During the 2021 NFL free agency period, the New England Patriots brought in a great deal of talent to help bolster their passing game, signing the likes of Nelson Agholor, Jonnu Smith, Hunter Henry, and Kendrick Bourne. Let’s look back at these four players’ statistics from this past season to evaluate whether these moves paid off.
The traditional statistics earned by the Patriots’ additions were mixed
Let’s start with the obvious way to evaluate the success of these four players — box score statistics. Bourne was the most productive of the four, with 800 yards and 5 touchdowns. Since the Patriots didn’t have a 1,000-yard receiver last season, Bourne wasn’t far from being New England’s leader in that category, only being outgained by Jakobi Meyers.
Henry came next, totaling 603 receiving yards and an impressive 9 touchdowns. Agholor had 473 yards and 3 touchdowns. Finally, there’s Smith. On the surface, he was the least successful of the four, with a relatively meager 294 yards and a single touchdown.
Based on these numbers, the free agent signing with the highest return seems obvious. However, the advanced metrics don’t quite agree.
The advanced metrics for the 2021 NFL free agency additions are similarly split, but in a different way
If we really want to see how much impact these four players had on the New England offense, we’ll need to investigate beyond their traditional statistics. To that end, let’s turn to the Offensive Value Metric (OVM). The OVM is a grading system created by the (Bx) Movement to measure how much of a player’s statistical production they were actually responsible for.
We’ll look at the players in question in order from the most to the least productive. As you’ll see, the grades don’t always match up.
As with his box score numbers, Bourne was phenomenal in this metric, earning a grade of 37.27. That ranked third out of 98 qualifying wide receivers.
Henry, on the other hand, was awful.

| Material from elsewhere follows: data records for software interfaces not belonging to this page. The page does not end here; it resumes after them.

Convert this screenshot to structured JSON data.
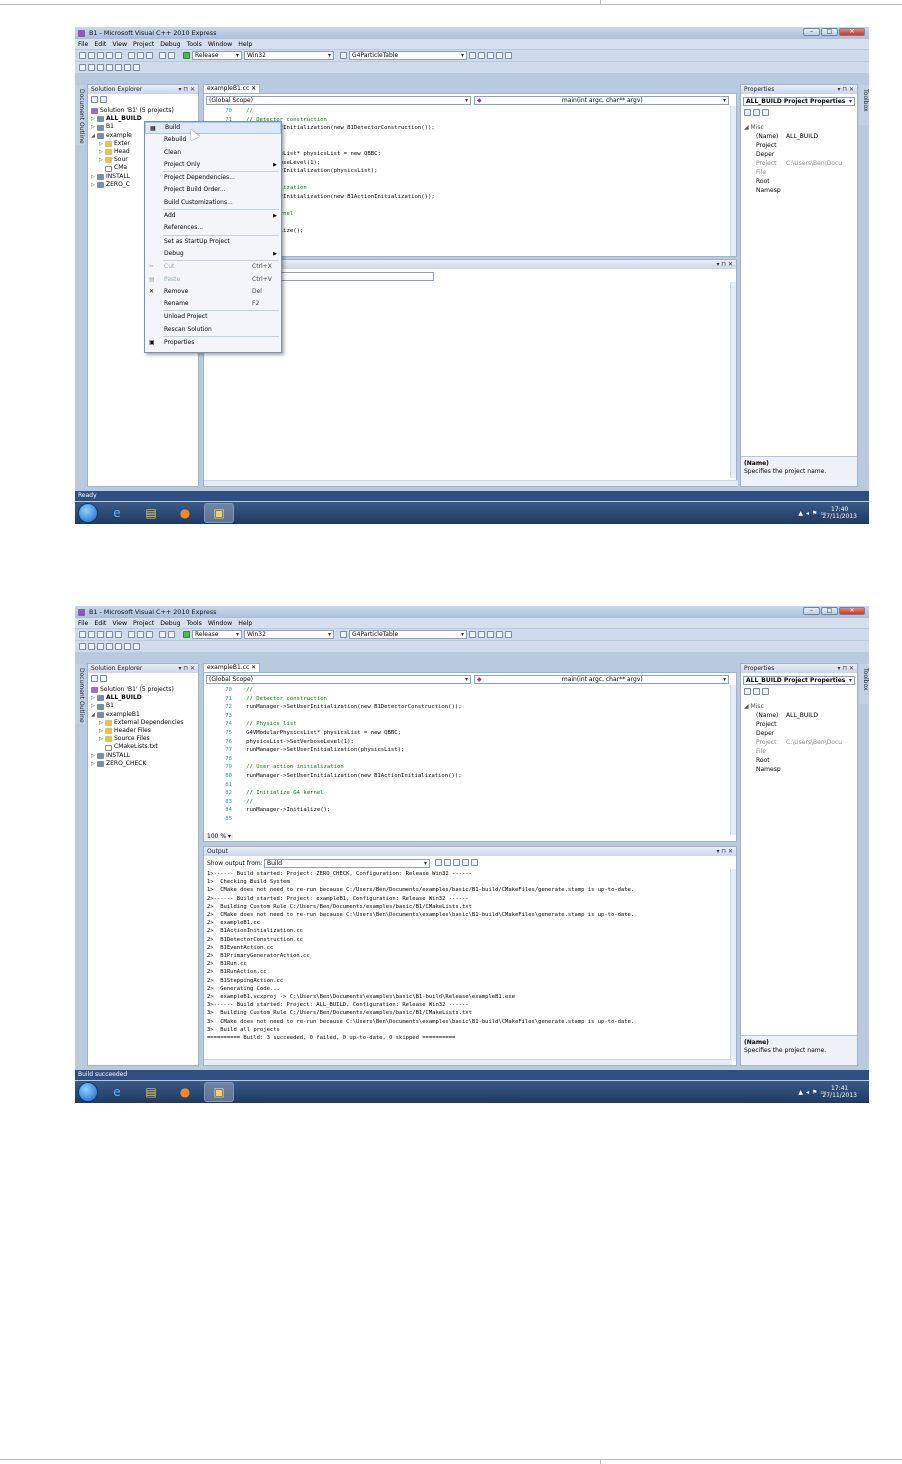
{
  "window": {
    "title": "B1 - Microsoft Visual C++ 2010 Express"
  },
  "menu": [
    "File",
    "Edit",
    "View",
    "Project",
    "Debug",
    "Tools",
    "Window",
    "Help"
  ],
  "toolbar": {
    "configuration": "Release",
    "platform": "Win32",
    "find_combo": "G4ParticleTable"
  },
  "solution_explorer": {
    "title": "Solution Explorer",
    "vertical_tab": "Document Outline",
    "items": [
      "Solution 'B1' (5 projects)",
      "ALL_BUILD",
      "B1",
      "exampleB1",
      "External Dependencies",
      "Header Files",
      "Source Files",
      "CMakeLists.txt",
      "INSTALL",
      "ZERO_CHECK"
    ],
    "truncated": {
      "exampleB1": "example",
      "external": "Exter",
      "header": "Head",
      "source": "Sour",
      "cmake": "CMa",
      "install": "INSTALL",
      "zero": "ZERO_C"
    }
  },
  "editor": {
    "tab": "exampleB1.cc",
    "scope": "(Global Scope)",
    "function": "main(int argc, char** argv)",
    "zoom": "100 %",
    "lines": [
      {
        "n": "70",
        "t": "   //",
        "c": "cm"
      },
      {
        "n": "71",
        "t": "   // Detector construction",
        "c": "cm"
      },
      {
        "n": "72",
        "t": "   runManager->SetUserInitialization(new B1DetectorConstruction());",
        "c": ""
      },
      {
        "n": "73",
        "t": "",
        "c": ""
      },
      {
        "n": "74",
        "t": "   // Physics list",
        "c": "cm"
      },
      {
        "n": "75",
        "t": "   G4VModularPhysicsList* physicsList = new QBBC;",
        "c": ""
      },
      {
        "n": "76",
        "t": "   physicsList->SetVerboseLevel(1);",
        "c": ""
      },
      {
        "n": "77",
        "t": "   runManager->SetUserInitialization(physicsList);",
        "c": ""
      },
      {
        "n": "78",
        "t": "",
        "c": ""
      },
      {
        "n": "79",
        "t": "   // User action initialization",
        "c": "cm"
      },
      {
        "n": "80",
        "t": "   runManager->SetUserInitialization(new B1ActionInitialization());",
        "c": ""
      },
      {
        "n": "81",
        "t": "",
        "c": ""
      },
      {
        "n": "82",
        "t": "   // Initialize G4 kernel",
        "c": "cm"
      },
      {
        "n": "83",
        "t": "   //",
        "c": "cm"
      },
      {
        "n": "84",
        "t": "   runManager->Initialize();",
        "c": ""
      },
      {
        "n": "85",
        "t": "",
        "c": ""
      }
    ],
    "partial_lines_1": [
      {
        "t": "   //",
        "c": "cm"
      },
      {
        "t": "   // Detector construction",
        "c": "cm"
      },
      {
        "t": "nager->SetUserInitialization(new B1DetectorConstruction());",
        "c": ""
      },
      {
        "t": "",
        "c": ""
      },
      {
        "t": "ics list",
        "c": "cm"
      },
      {
        "t": "ModularPhysicsList* physicsList = new QBBC;",
        "c": ""
      },
      {
        "t": "list->SetVerboseLevel(1);",
        "c": ""
      },
      {
        "t": "nager->SetUserInitialization(physicsList);",
        "c": ""
      },
      {
        "t": "",
        "c": ""
      },
      {
        "t": "action initialization",
        "c": "cm"
      },
      {
        "t": "nager->SetUserInitialization(new B1ActionInitialization());",
        "c": ""
      },
      {
        "t": "",
        "c": ""
      },
      {
        "t": "tialize G4 kernel",
        "c": "cm"
      },
      {
        "t": "",
        "c": ""
      },
      {
        "t": "nager->Initialize();",
        "c": ""
      }
    ]
  },
  "output": {
    "title": "Output",
    "show_from_label": "Show output from:",
    "show_from_value": "Build",
    "lines": [
      "1>------ Build started: Project: ZERO_CHECK, Configuration: Release Win32 ------",
      "1>  Checking Build System",
      "1>  CMake does not need to re-run because C:/Users/Ben/Documents/examples/basic/B1-build/CMakeFiles/generate.stamp is up-to-date.",
      "2>------ Build started: Project: exampleB1, Configuration: Release Win32 ------",
      "2>  Building Custom Rule C:/Users/Ben/Documents/examples/basic/B1/CMakeLists.txt",
      "2>  CMake does not need to re-run because C:\\Users\\Ben\\Documents\\examples\\basic\\B1-build\\CMakeFiles\\generate.stamp is up-to-date.",
      "2>  exampleB1.cc",
      "2>  B1ActionInitialization.cc",
      "2>  B1DetectorConstruction.cc",
      "2>  B1EventAction.cc",
      "2>  B1PrimaryGeneratorAction.cc",
      "2>  B1Run.cc",
      "2>  B1RunAction.cc",
      "2>  B1SteppingAction.cc",
      "2>  Generating Code...",
      "2>  exampleB1.vcxproj -> C:\\Users\\Ben\\Documents\\examples\\basic\\B1-build\\Release\\exampleB1.exe",
      "3>------ Build started: Project: ALL_BUILD, Configuration: Release Win32 ------",
      "3>  Building Custom Rule C:/Users/Ben/Documents/examples/basic/B1/CMakeLists.txt",
      "3>  CMake does not need to re-run because C:\\Users\\Ben\\Documents\\examples\\basic\\B1-build\\CMakeFiles\\generate.stamp is up-to-date.",
      "3>  Build all projects",
      "========== Build: 3 succeeded, 0 failed, 0 up-to-date, 0 skipped =========="
    ]
  },
  "properties": {
    "title": "Properties",
    "vertical_tab": "Toolbox",
    "object": "ALL_BUILD  Project Properties",
    "category": "Misc",
    "rows": [
      {
        "k": "(Name)",
        "v": "ALL_BUILD",
        "dim": false
      },
      {
        "k": "Project Deper",
        "v": "",
        "dim": false
      },
      {
        "k": "Project File",
        "v": "C:\\Users\\Ben\\Docu",
        "dim": true
      },
      {
        "k": "Root Namesp",
        "v": "",
        "dim": false
      }
    ],
    "desc_title": "(Name)",
    "desc_text": "Specifies the project name."
  },
  "context_menu": {
    "items": [
      {
        "label": "Build",
        "shortcut": "",
        "arrow": false,
        "hl": true,
        "dis": false,
        "icon": "build-icon",
        "sep_after": false
      },
      {
        "label": "Rebuild",
        "shortcut": "",
        "arrow": false,
        "hl": false,
        "dis": false,
        "icon": "",
        "sep_after": false
      },
      {
        "label": "Clean",
        "shortcut": "",
        "arrow": false,
        "hl": false,
        "dis": false,
        "icon": "",
        "sep_after": false
      },
      {
        "label": "Project Only",
        "shortcut": "",
        "arrow": true,
        "hl": false,
        "dis": false,
        "icon": "",
        "sep_after": true
      },
      {
        "label": "Project Dependencies...",
        "shortcut": "",
        "arrow": false,
        "hl": false,
        "dis": false,
        "icon": "",
        "sep_after": false
      },
      {
        "label": "Project Build Order...",
        "shortcut": "",
        "arrow": false,
        "hl": false,
        "dis": false,
        "icon": "",
        "sep_after": false
      },
      {
        "label": "Build Customizations...",
        "shortcut": "",
        "arrow": false,
        "hl": false,
        "dis": false,
        "icon": "",
        "sep_after": true
      },
      {
        "label": "Add",
        "shortcut": "",
        "arrow": true,
        "hl": false,
        "dis": false,
        "icon": "",
        "sep_after": false
      },
      {
        "label": "References...",
        "shortcut": "",
        "arrow": false,
        "hl": false,
        "dis": false,
        "icon": "",
        "sep_after": true
      },
      {
        "label": "Set as StartUp Project",
        "shortcut": "",
        "arrow": false,
        "hl": false,
        "dis": false,
        "icon": "",
        "sep_after": false
      },
      {
        "label": "Debug",
        "shortcut": "",
        "arrow": true,
        "hl": false,
        "dis": false,
        "icon": "",
        "sep_after": true
      },
      {
        "label": "Cut",
        "shortcut": "Ctrl+X",
        "arrow": false,
        "hl": false,
        "dis": true,
        "icon": "cut-icon",
        "sep_after": false
      },
      {
        "label": "Paste",
        "shortcut": "Ctrl+V",
        "arrow": false,
        "hl": false,
        "dis": true,
        "icon": "paste-icon",
        "sep_after": false
      },
      {
        "label": "Remove",
        "shortcut": "Del",
        "arrow": false,
        "hl": false,
        "dis": false,
        "icon": "remove-icon",
        "sep_after": false
      },
      {
        "label": "Rename",
        "shortcut": "F2",
        "arrow": false,
        "hl": false,
        "dis": false,
        "icon": "",
        "sep_after": true
      },
      {
        "label": "Unload Project",
        "shortcut": "",
        "arrow": false,
        "hl": false,
        "dis": false,
        "icon": "",
        "sep_after": false
      },
      {
        "label": "Rescan Solution",
        "shortcut": "",
        "arrow": false,
        "hl": false,
        "dis": false,
        "icon": "",
        "sep_after": true
      },
      {
        "label": "Properties",
        "shortcut": "",
        "arrow": false,
        "hl": false,
        "dis": false,
        "icon": "properties-icon",
        "sep_after": false
      }
    ]
  },
  "status": {
    "s1": "Ready",
    "s2": "Build succeeded"
  },
  "clock": {
    "s1_time": "17:40",
    "s1_date": "27/11/2013",
    "s2_time": "17:41",
    "s2_date": "27/11/2013"
  },
  "colors": {
    "status_bar": "#2f4f80",
    "highlight": "#dde9f8",
    "comment": "#008000",
    "line_number": "#2b91af"
  }
}
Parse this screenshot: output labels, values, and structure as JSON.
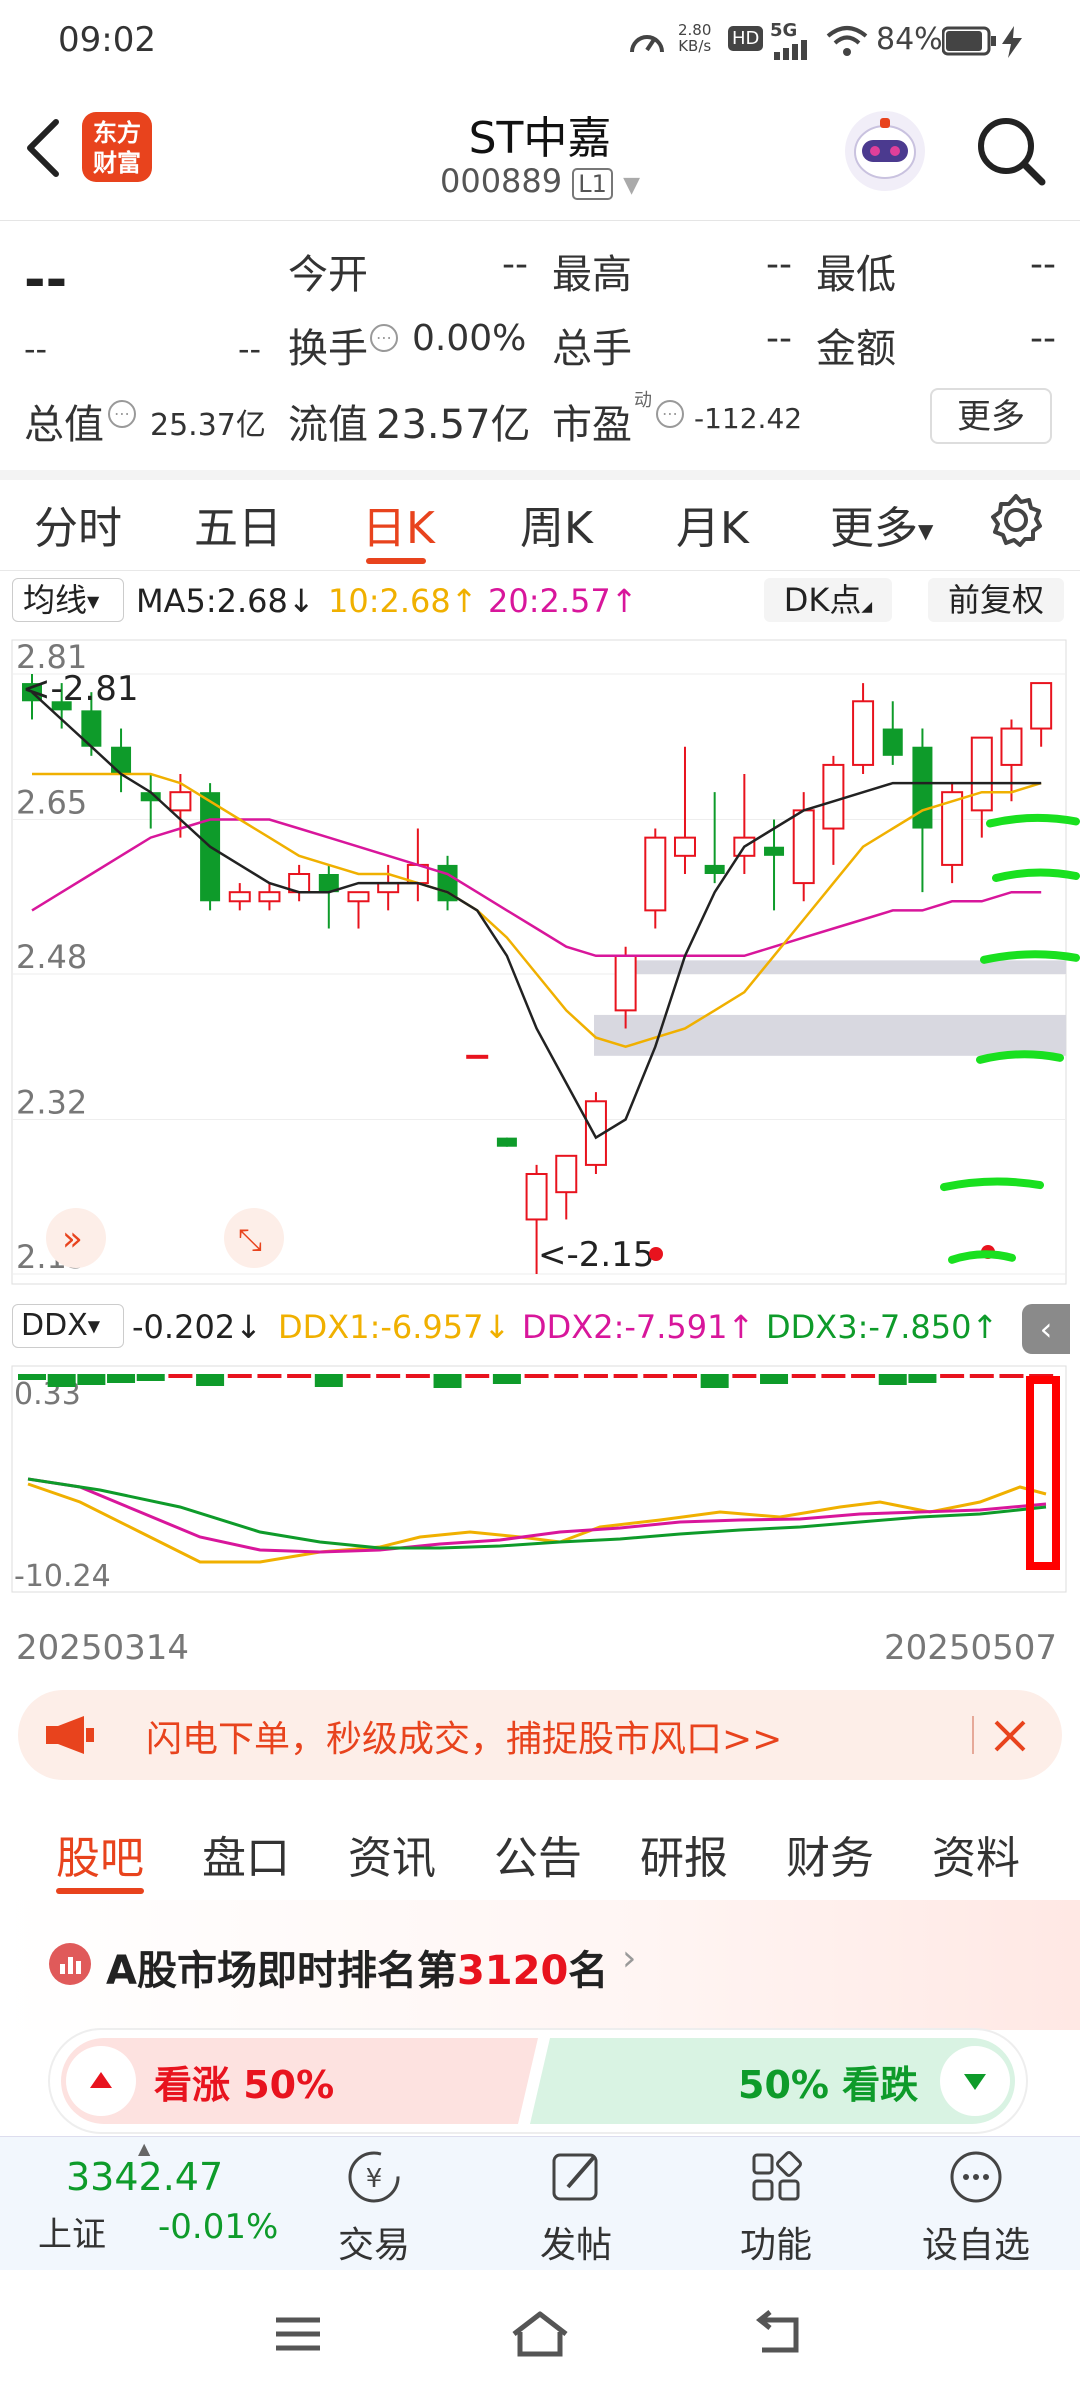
{
  "status": {
    "time": "09:02",
    "speed_value": "2.80",
    "speed_unit": "KB/s",
    "hd": "HD",
    "net": "5G",
    "battery": "84%"
  },
  "header": {
    "title": "ST中嘉",
    "code": "000889",
    "level": "L1",
    "logo_line1": "东方",
    "logo_line2": "财富"
  },
  "quote": {
    "price": "--",
    "change": "--",
    "change_pct": "--",
    "open_label": "今开",
    "open": "--",
    "high_label": "最高",
    "high": "--",
    "low_label": "最低",
    "low": "--",
    "turnover_label": "换手",
    "turnover": "0.00%",
    "volume_label": "总手",
    "volume": "--",
    "amount_label": "金额",
    "amount": "--",
    "mktcap_label": "总值",
    "mktcap": "25.37亿",
    "float_label": "流值",
    "float": "23.57亿",
    "pe_label": "市盈",
    "pe_sup": "动",
    "pe": "-112.42",
    "more_button": "更多"
  },
  "period_tabs": [
    "分时",
    "五日",
    "日K",
    "周K",
    "月K",
    "更多"
  ],
  "active_period": "日K",
  "ma_bar": {
    "selector": "均线",
    "ma5": "MA5:2.68",
    "ma10": "10:2.68",
    "ma20": "20:2.57",
    "dk": "DK点",
    "adjust": "前复权"
  },
  "ddx_bar": {
    "selector": "DDX",
    "ddx": "-0.202",
    "ddx1": "DDX1:-6.957",
    "ddx2": "DDX2:-7.591",
    "ddx3": "DDX3:-7.850"
  },
  "colors": {
    "up": "#e8131e",
    "down": "#0e9b2a",
    "ma5": "#222222",
    "ma10": "#f0b000",
    "ma20": "#d8169b",
    "accent": "#e8431d"
  },
  "chart_data": {
    "type": "candlestick",
    "y_ticks": [
      "2.81",
      "2.65",
      "2.48",
      "2.32",
      "2.15"
    ],
    "ylim": [
      2.15,
      2.81
    ],
    "max_marker": "<-2.81",
    "min_marker": "<-2.15",
    "start_date": "20250314",
    "end_date": "20250507",
    "ddx_ticks": [
      "0.33",
      "-10.24"
    ],
    "candles": [
      [
        2.8,
        2.81,
        2.76,
        2.78
      ],
      [
        2.78,
        2.8,
        2.75,
        2.77
      ],
      [
        2.77,
        2.79,
        2.72,
        2.73
      ],
      [
        2.73,
        2.75,
        2.68,
        2.7
      ],
      [
        2.68,
        2.7,
        2.64,
        2.67
      ],
      [
        2.66,
        2.7,
        2.63,
        2.68
      ],
      [
        2.68,
        2.69,
        2.55,
        2.56
      ],
      [
        2.56,
        2.58,
        2.55,
        2.57
      ],
      [
        2.56,
        2.58,
        2.55,
        2.57
      ],
      [
        2.57,
        2.6,
        2.56,
        2.59
      ],
      [
        2.59,
        2.6,
        2.53,
        2.57
      ],
      [
        2.56,
        2.57,
        2.53,
        2.57
      ],
      [
        2.57,
        2.6,
        2.55,
        2.58
      ],
      [
        2.58,
        2.64,
        2.56,
        2.6
      ],
      [
        2.6,
        2.61,
        2.55,
        2.56
      ],
      [
        2.39,
        2.39,
        2.39,
        2.39
      ],
      [
        2.3,
        2.3,
        2.29,
        2.29
      ],
      [
        2.21,
        2.27,
        2.15,
        2.26
      ],
      [
        2.24,
        2.28,
        2.21,
        2.28
      ],
      [
        2.27,
        2.35,
        2.26,
        2.34
      ],
      [
        2.44,
        2.51,
        2.42,
        2.5
      ],
      [
        2.55,
        2.64,
        2.53,
        2.63
      ],
      [
        2.61,
        2.73,
        2.59,
        2.63
      ],
      [
        2.6,
        2.68,
        2.58,
        2.59
      ],
      [
        2.61,
        2.7,
        2.59,
        2.63
      ],
      [
        2.62,
        2.65,
        2.55,
        2.61
      ],
      [
        2.58,
        2.68,
        2.56,
        2.66
      ],
      [
        2.64,
        2.72,
        2.6,
        2.71
      ],
      [
        2.71,
        2.8,
        2.7,
        2.78
      ],
      [
        2.75,
        2.78,
        2.71,
        2.72
      ],
      [
        2.73,
        2.75,
        2.57,
        2.64
      ],
      [
        2.6,
        2.69,
        2.58,
        2.68
      ],
      [
        2.66,
        2.74,
        2.63,
        2.74
      ],
      [
        2.71,
        2.76,
        2.67,
        2.75
      ],
      [
        2.75,
        2.8,
        2.73,
        2.8
      ]
    ],
    "ma5": [
      2.79,
      2.76,
      2.73,
      2.7,
      2.68,
      2.65,
      2.62,
      2.6,
      2.58,
      2.57,
      2.57,
      2.58,
      2.58,
      2.58,
      2.57,
      2.55,
      2.5,
      2.42,
      2.36,
      2.3,
      2.32,
      2.4,
      2.5,
      2.57,
      2.62,
      2.64,
      2.66,
      2.67,
      2.68,
      2.69,
      2.69,
      2.69,
      2.69,
      2.69,
      2.69
    ],
    "ma10": [
      2.7,
      2.7,
      2.7,
      2.7,
      2.7,
      2.69,
      2.67,
      2.65,
      2.63,
      2.61,
      2.6,
      2.59,
      2.59,
      2.58,
      2.57,
      2.55,
      2.52,
      2.48,
      2.44,
      2.41,
      2.4,
      2.41,
      2.42,
      2.44,
      2.46,
      2.5,
      2.54,
      2.58,
      2.62,
      2.64,
      2.66,
      2.67,
      2.68,
      2.68,
      2.69
    ],
    "ma20": [
      2.55,
      2.57,
      2.59,
      2.61,
      2.63,
      2.64,
      2.65,
      2.65,
      2.65,
      2.64,
      2.63,
      2.62,
      2.61,
      2.6,
      2.59,
      2.57,
      2.55,
      2.53,
      2.51,
      2.5,
      2.5,
      2.5,
      2.5,
      2.5,
      2.5,
      2.51,
      2.52,
      2.53,
      2.54,
      2.55,
      2.55,
      2.56,
      2.56,
      2.57,
      2.57
    ]
  },
  "ad": {
    "text": "闪电下单，秒级成交，捕捉股市风口>>"
  },
  "info_tabs": [
    "股吧",
    "盘口",
    "资讯",
    "公告",
    "研报",
    "财务",
    "资料"
  ],
  "active_info_tab": "股吧",
  "rank": {
    "prefix": "A股市场即时排名第",
    "number": "3120",
    "suffix": "名"
  },
  "vote": {
    "up": "看涨 50%",
    "down": "50% 看跌"
  },
  "bottom_nav": {
    "index_value": "3342.47",
    "index_name": "上证",
    "index_change": "-0.01%",
    "trade": "交易",
    "post": "发帖",
    "func": "功能",
    "watch": "设自选"
  }
}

He received a grade of 30.92. Tight ends generally perform better on the OVM than wide receivers, so relatively speaking, Henry’s grade is even worse than it appears, coming in at eighth-worst at the position. Despite being one of the more statistically successful of the four players, he was one of the least effective.
Agholor’s OVM grade (30.48) was lower than Henry’s. But by the standards of a wide receiver, it was relatively mediocre at 46th. Last up is Smith, who, despite his low production, earned an exceptionally high grade. At 37.45, it was seventh among tight ends.
Interestingly, the two wide receivers earned OVM grades that aligned with their box score numbers, while the tight ends flipped.
Examining the factors behind the Patriots’ 2021 NFL free agency WR/TE grades
To understand why some of these four players earned grades that matched their production and others didn’t, we need to look at the advanced metrics involved in calculating those grades. In the chart below, you can see how the New England players performed on the following statistics:
- The average amount of cushion they were given at the snap
- The average amount of separation between them and the nearest defender when the ball reached them
- Their catch percentages
- Their average yards after the catch per reception
- The yards after the catch they were expected to average, according to the NFL’s advanced statistics
|Cushion||Separation||Catch %||YAC||YAC +/-|
Looking at those numbers, it’s easy to see why Bourne earned the highest grade. He had the highest catch percentage by far, created the second-most separation, and also had solid YAC numbers.
Smith, meanwhile, had a relatively low catch percentage but created the most separation and the highest yards after the catch, although his differential was worse than Bourne.
Henry and Agholor, on the other hand, struggled in every area. And if you can’t create separation, catch the ball, or create yards after the catch, it’s tough to be effective.
Comparing the consistency of the 2021 NFL free agency additions
There is another method of evaluating these players — their consistency. You can see their weekly grades in the charts below, marked by the black dots. For comparison, the yellow line represents the average OVM grades for their respective positions so far this season.
Unsurprisingly, Bourne was the most consistent. Three of his six grades were above 40 points, and his worst was still above 25. Smith had the same split, although he had both a higher peak and a lower valley. You could argue that he should have been used more later in the season.
On the other hand, Henry didn’t earn any grades that reached the 40-point threshold. And he earned a truly abysmal grade of 6.76 in Week 16. Agholor, meanwhile, was exceptionally inconsistent, with grades ranging from 16.49 in Week 3 to a spectacular grade of 53.17 in Week 11.
The New England additions were a mixed bag in many different ways
Broadly speaking, these numbers show the discrepancy between production and player effectiveness. The fact that a player filled a stat sheet doesn’t necessarily mean they created them effectively. And the reverse is true as well.
From a more Patriots-focused perspective, the team clearly went big in the 2021 NFL free agency period. Some of the signings paid off, while others saw more mixed results. How those moves continue to develop in the future and the success of New England’s passing game in 2022 will depend on continued improvement from Mac Jones, who had a solid — if not overly inspiring — rookie year. We’ll see how it comes together next season.